Controlling cells with light - new therapeutic approaches for serious illnesses
How nerve cells can be switched on and off with light
Understanding illnesses down to the smallest detail, recognizing them earlier and optimizing therapies - this ambitious goal has been taken up by the medical science of photonics. Light is the central element here. Optical systems in the diagnosis and treatment of diseases have already taken an important place. A German research team is now even deeper into the matter. Implantable probes should optically activate or deactivate cell functions. The researchers want to influence many diseases.
This "light control" for cells opens up new possibilities in the diagnosis and treatment of many diseases. The Federal Ministry of Education and Research (BMBF) has also contributed 1.4 million euros to the project. Scientists at Chemnitz University of Technology and University Medical Center Göttingen are significantly involved in the development of the so-called optogenetic cochlear implant, which according to the researchers opens up unprecedented potential in medical technology and neuroscience.The science of optogenetics has set itself the goal of understanding and recognizing diseases at the microbiological level. The cochlear implants are intended to influence the control of nerve cells. (Image: sdecoret / fotolia.com)

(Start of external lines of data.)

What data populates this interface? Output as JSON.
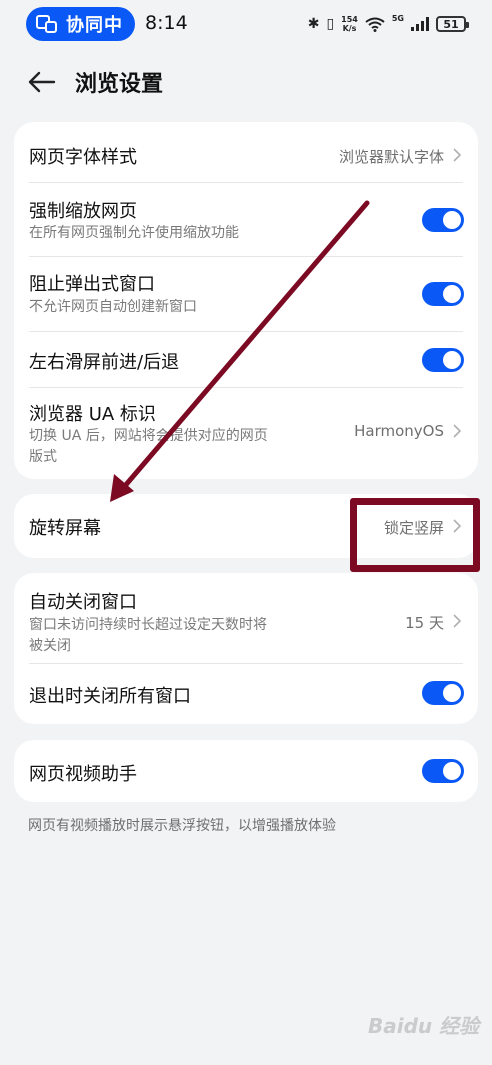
{
  "status_bar": {
    "collab_label": "协同中",
    "time": "8:14",
    "net_speed_value": "154",
    "net_speed_unit": "K/s",
    "network_type": "5G",
    "battery": "51"
  },
  "header": {
    "title": "浏览设置"
  },
  "group1": {
    "font_style": {
      "title": "网页字体样式",
      "value": "浏览器默认字体"
    },
    "force_zoom": {
      "title": "强制缩放网页",
      "subtitle": "在所有网页强制允许使用缩放功能",
      "enabled": true
    },
    "block_popups": {
      "title": "阻止弹出式窗口",
      "subtitle": "不允许网页自动创建新窗口",
      "enabled": true
    },
    "swipe_nav": {
      "title": "左右滑屏前进/后退",
      "enabled": true
    },
    "ua": {
      "title": "浏览器 UA 标识",
      "subtitle_line1": "切换 UA 后，网站将会提供对应的网页",
      "subtitle_line2": "版式",
      "value": "HarmonyOS"
    }
  },
  "group2": {
    "rotate": {
      "title": "旋转屏幕",
      "value": "锁定竖屏"
    }
  },
  "group3": {
    "auto_close": {
      "title": "自动关闭窗口",
      "subtitle_line1": "窗口未访问持续时长超过设定天数时将",
      "subtitle_line2": "被关闭",
      "value": "15 天"
    },
    "close_on_exit": {
      "title": "退出时关闭所有窗口",
      "enabled": true
    }
  },
  "group4": {
    "video_helper": {
      "title": "网页视频助手",
      "enabled": true
    },
    "note": "网页有视频播放时展示悬浮按钮，以增强播放体验"
  },
  "watermark": "Baidu 经验",
  "colors": {
    "accent": "#0a59f7",
    "annotation": "#7b0a22",
    "background": "#f1f3f5"
  }
}
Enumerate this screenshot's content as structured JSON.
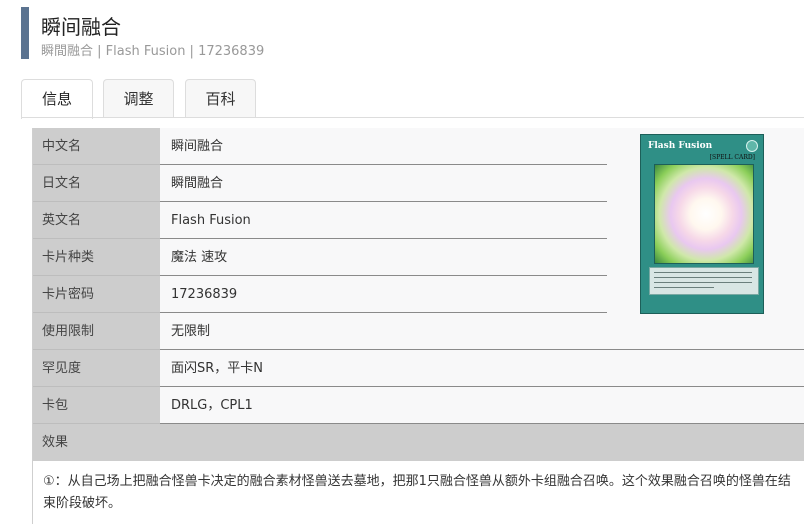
{
  "header": {
    "title": "瞬间融合",
    "subtitle": "瞬間融合 | Flash Fusion | 17236839"
  },
  "tabs": [
    {
      "label": "信息",
      "active": true
    },
    {
      "label": "调整",
      "active": false
    },
    {
      "label": "百科",
      "active": false
    }
  ],
  "info": {
    "rows": [
      {
        "label": "中文名",
        "value": "瞬间融合"
      },
      {
        "label": "日文名",
        "value": "瞬間融合"
      },
      {
        "label": "英文名",
        "value": "Flash Fusion"
      },
      {
        "label": "卡片种类",
        "value": "魔法 速攻"
      },
      {
        "label": "卡片密码",
        "value": "17236839"
      },
      {
        "label": "使用限制",
        "value": "无限制"
      },
      {
        "label": "罕见度",
        "value": "面闪SR，平卡N"
      },
      {
        "label": "卡包",
        "value": "DRLG，CPL1"
      }
    ],
    "effect_label": "效果",
    "effect_text": "①：从自己场上把融合怪兽卡决定的融合素材怪兽送去墓地，把那1只融合怪兽从额外卡组融合召唤。这个效果融合召唤的怪兽在结束阶段破坏。"
  },
  "card_image": {
    "name": "Flash Fusion",
    "type_line": "[SPELL CARD]"
  },
  "colors": {
    "accent_bar": "#5b7390",
    "label_bg": "#cdcdcd",
    "card_frame": "#2f8f86"
  }
}
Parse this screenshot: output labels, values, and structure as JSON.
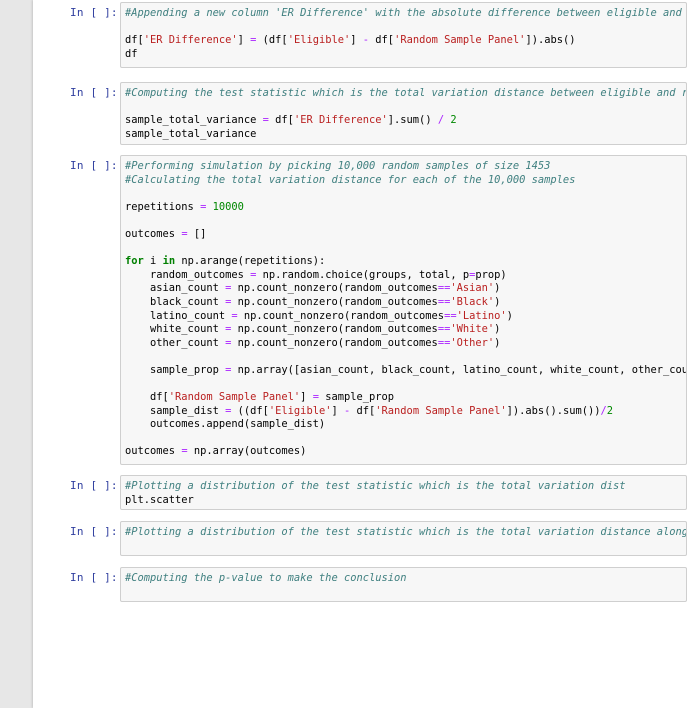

The journey into the self
Tracking and influencing life processes in cells and tissues down to the molecular level - a dream of science. The implantable probes are one step closer to fulfilling this dream. The probes allow a light-controlled control of the activity of cells. Like a switch that is activated by light, nerve cells can simply be switched on or off or other cell functions optically activated.
The alternative to heart and brain pacemakers
The procedure is similar in principle to the electrical stimulation that is used in the heart or brain pacemaker. The light control of the cochlear implant is much more precise. The implant allows much more precise control of cell activity.
Active and passive probes
The scientists want to develop both active and passive probes that enable the implementation of optogenetics in the human body. The "active probes" should be equipped with microscopic micro-LEDs mounted on flexible supports. In the case of the "passive probes", the light is led into the tissue by laser diodes via optical polymer waveguides. These waveguide probes have the advantage that the probe can be further from the site of stimulation. This creates more freedom in the choice of components that must remain operational as an implant for many years in the body.
As one of the first projects, a prototype for "light listening" has already been developed. It is an optical cochlear implant for people with severe hearing loss. This implant is inserted into the cochlea of the inner ear, where it stimulates the nerve cells with the help of the LEDs. The team around Prof. Dr. med. Ulrich Theodor Schwarz and Prof. Dr. med. Karla Hiller is significantly responsible for the development of the probes and miniaturized light source arrays and expects to be ready for market soon. (Vb)